A deepening divide between big agribusiness firms and family farms will be on display Friday when the Obama administration launches a series of workshops probing antitrust issues in agriculture. Big firms say the forums will show a well-functioning market, but some some producers hope the meetings will expose a system increasingly hostile to family farms.
Jim Foster with his old open-air hog barns in Montgomery County, Mo., will be in Ankney, Iowa, for those sessions, and he is one of the producers looking for change. "Bought this place in '63 when I got out of college and got married, been here ever since," Foster said.
It hasn't been easy keeping this rambling operation together. Big packing companies took over most pork production years ago. That drove down prices and drove most of Foster's neighbors out of the industry.
Twenty-five years ago, Montgomery County had about 200 independent hog farmers. Foster is one of two now. He's got just one steady buyer for his hogs.
Meanwhile, companies that sell Foster supplies have grown just as powerful, as are the ones he depends on to buy his livestock. That leaves Foster trapped between giants — a situation he blames on "hands off" economic policy.

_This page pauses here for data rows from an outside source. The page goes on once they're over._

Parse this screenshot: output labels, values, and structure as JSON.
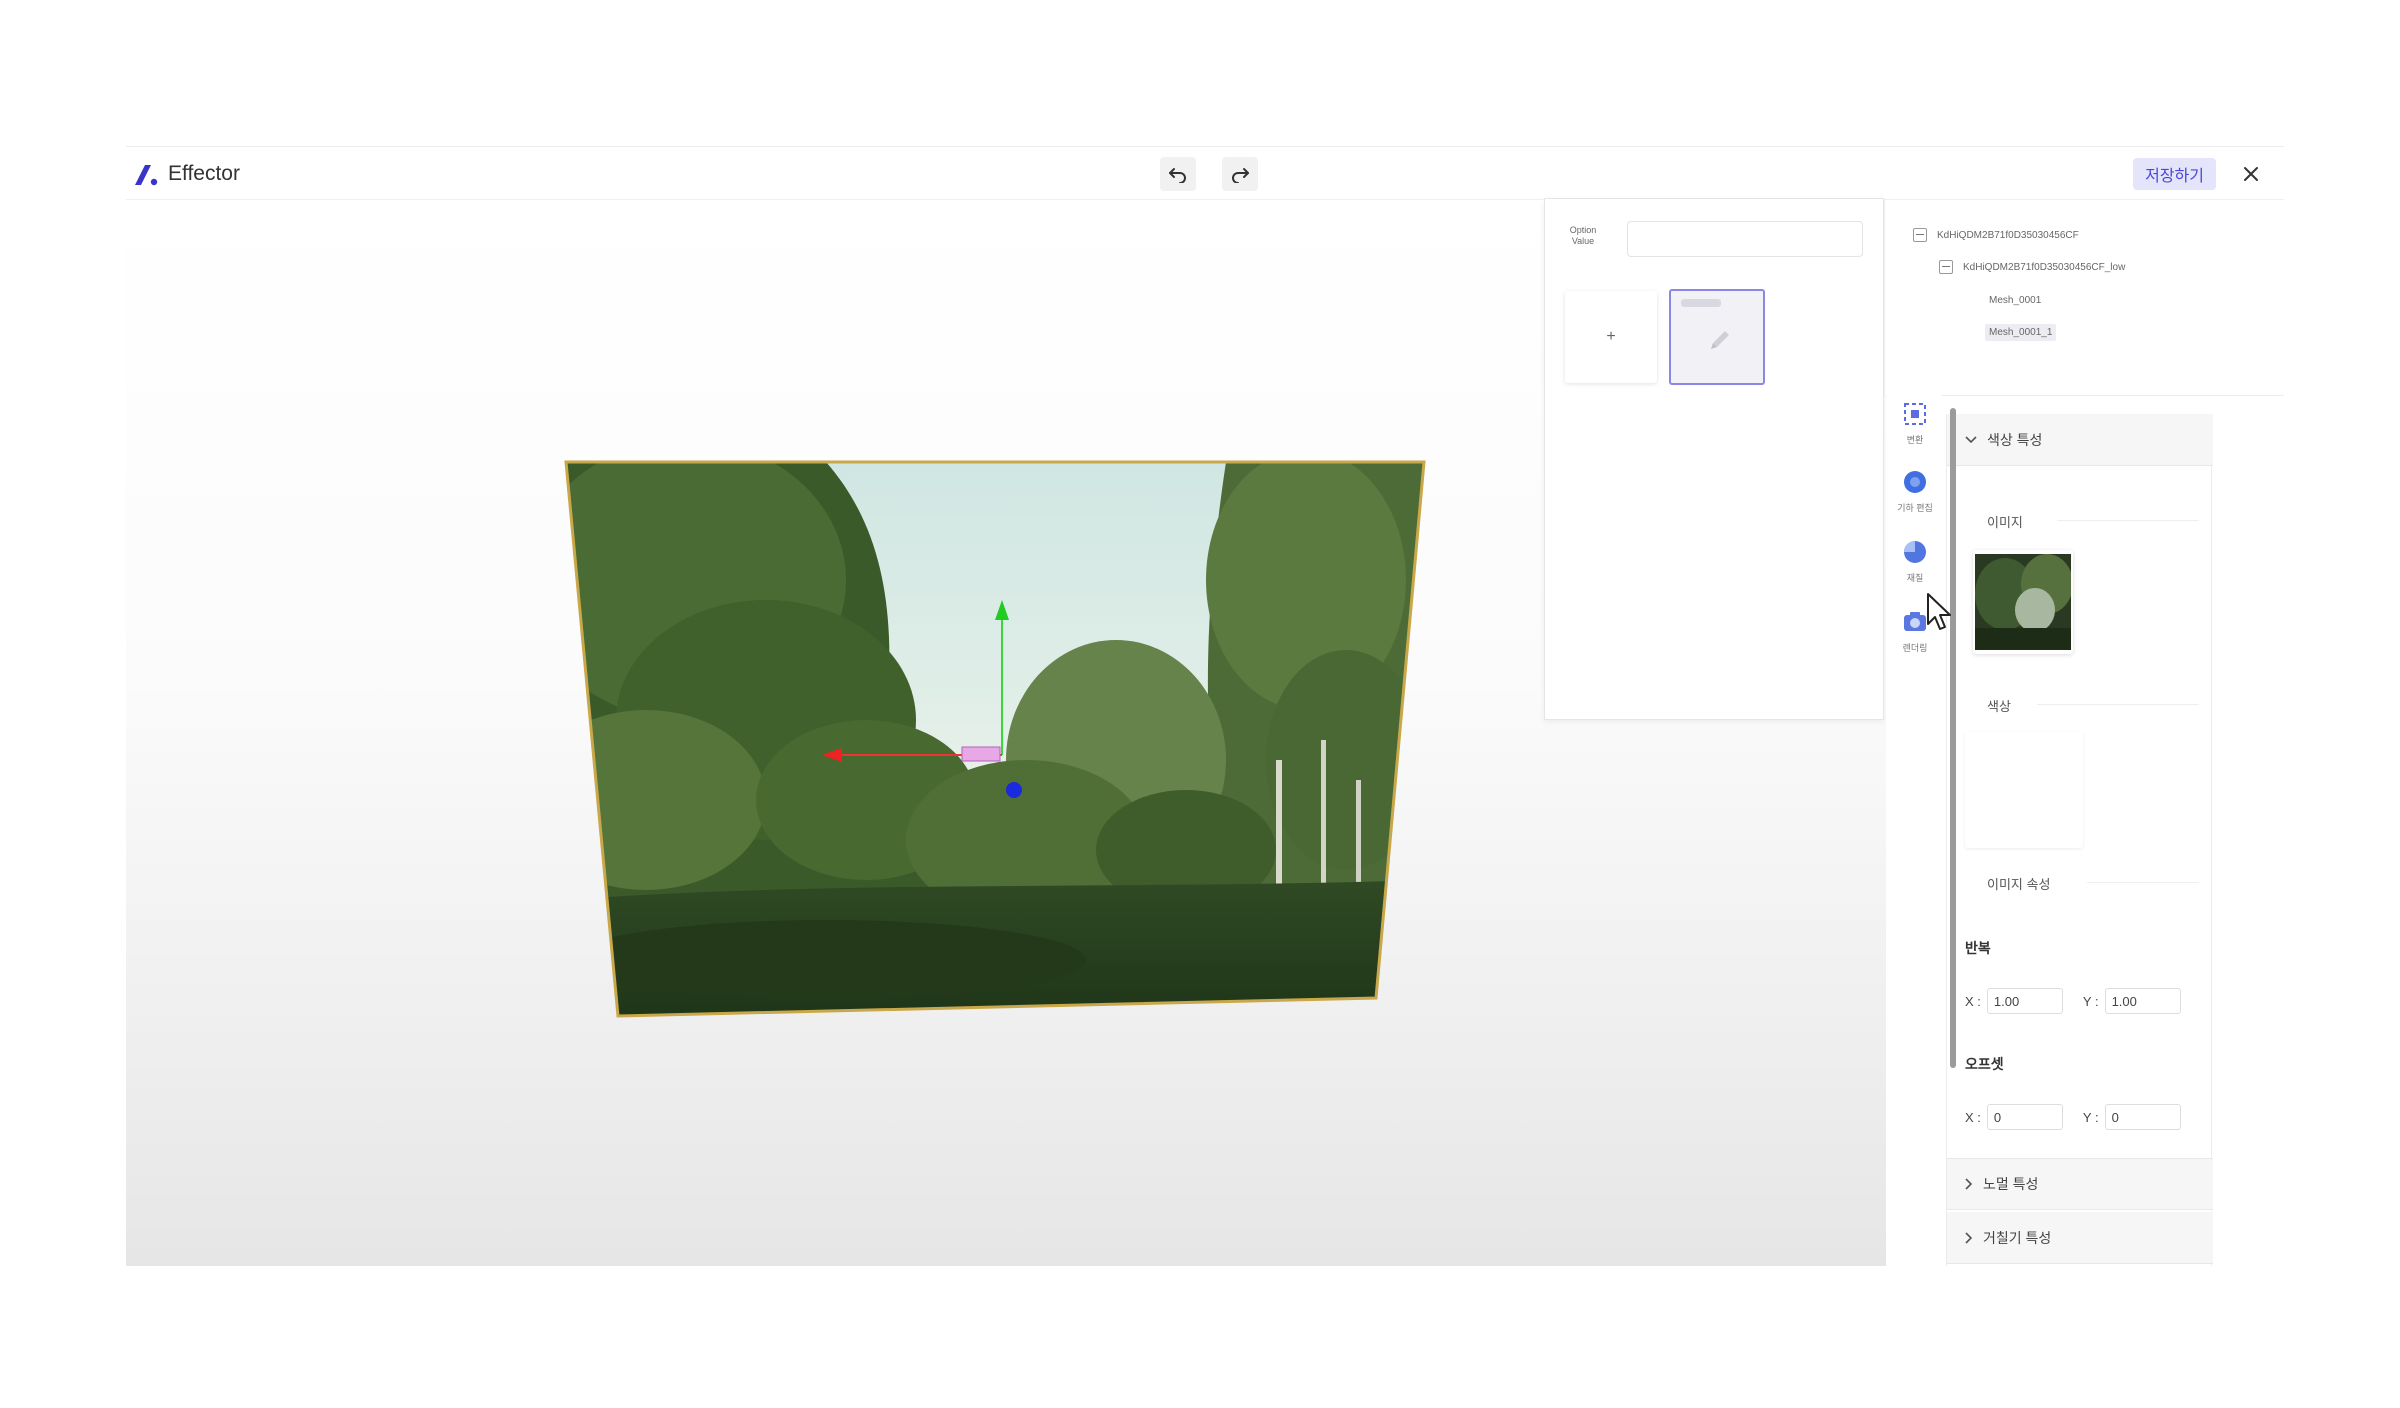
{
  "app": {
    "title": "Effector"
  },
  "toolbar": {
    "undo": "undo-icon",
    "redo": "redo-icon",
    "save_label": "저장하기",
    "close": "close-icon",
    "accent": "#4a47d8"
  },
  "option_panel": {
    "label": "Option Value",
    "input_value": "",
    "add_label": "+"
  },
  "tools": [
    {
      "icon": "transform-icon",
      "label": "변환"
    },
    {
      "icon": "geometry-edit-icon",
      "label": "기하 편집"
    },
    {
      "icon": "material-icon",
      "label": "재질"
    },
    {
      "icon": "camera-icon",
      "label": "렌더링"
    }
  ],
  "scene_tree": {
    "root": "KdHiQDM2B71f0D35030456CF",
    "child": "KdHiQDM2B71f0D35030456CF_low",
    "leaves": [
      "Mesh_0001",
      "Mesh_0001_1"
    ],
    "selected_index": 1
  },
  "properties": {
    "color_section": "색상 특성",
    "image_label": "이미지",
    "color_label": "색상",
    "image_props_label": "이미지 속성",
    "repeat": {
      "label": "반복",
      "x_label": "X :",
      "x": "1.00",
      "y_label": "Y :",
      "y": "1.00"
    },
    "offset": {
      "label": "오프셋",
      "x_label": "X :",
      "x": "0",
      "y_label": "Y :",
      "y": "0"
    },
    "normal_section": "노멀 특성",
    "roughness_section": "거칠기 특성"
  }
}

"The biggest boar at the trough needs to win no matter who he lashes out with his tusks and kills, 'cause the biggest company left standing will be efficient, and that efficiency will move down to the consumer," Foster says. "That's hogwash. That doesn't work. We found out from the banks that it doesn't work that way. They keep that efficiency in their pocket."
Foster thinks the workshops mark a sharp turn in thinking. He's not the only one.
"It indicates that the federal government, for the first time in a very long time, is willing to look at this problem area," says Neil Harl, professor emeritus at Iowa State University.
For 30 years he's been pointing out what he calls the "towering concentration" in agribusiness. He's found an ally in Justice Department antitrust chief Christine Varney.
"Farmers are more and more facing very difficult day-to-day issues of surviving economically," Varney says. "I'm very interested in looking at the factors that contribute to that difficulty."
The Justice Department and at least seven state attorneys general are investigating Monsanto, the world's largest seed company. They're looking into whether Monsanto used its patented "Roundup Ready" gene to kill off competition and boost prices.
"We believe an objective review of the agriculture sector will reveal that competition is alive and flourishing," says Lee Quarles a spokesman for Monsanto.
Quarles says farmers wouldn't buy its seeds if they didn't work.
But something is killing family farms. About 80,000 midsized operations disappeared just in the past five years.
Secretary of Agriculture Tom Vilsack says he wants to know just how much consolidation in agribusiness contributes to that decline.
"When agribusiness purchasing power is reduced to a small number of companies, does that create such an unlevel playing field that it compels those in the middle to either get bigger or get out?" Vilsack asked.
At his farm, Foster enjoys his grandchildren but worries whether they'll have a future in agriculture. That's why he's going to testify at the workshop in Ankeny.
"I'm not interested in one guy farming our whole county," Foster says. "I'm interested in a lot of young families with swing sets in the backyard, raising kids. That's what it's all about."
Foster thinks there's a better-than-even chance the meetings may rebalance the marketplace and give midsized operations like his a little more clout.
"You have to be optimistic," Foster says. But he adds that decades from now he doesn't want have to explain that back in 2010, he didn't even try to save the family farm.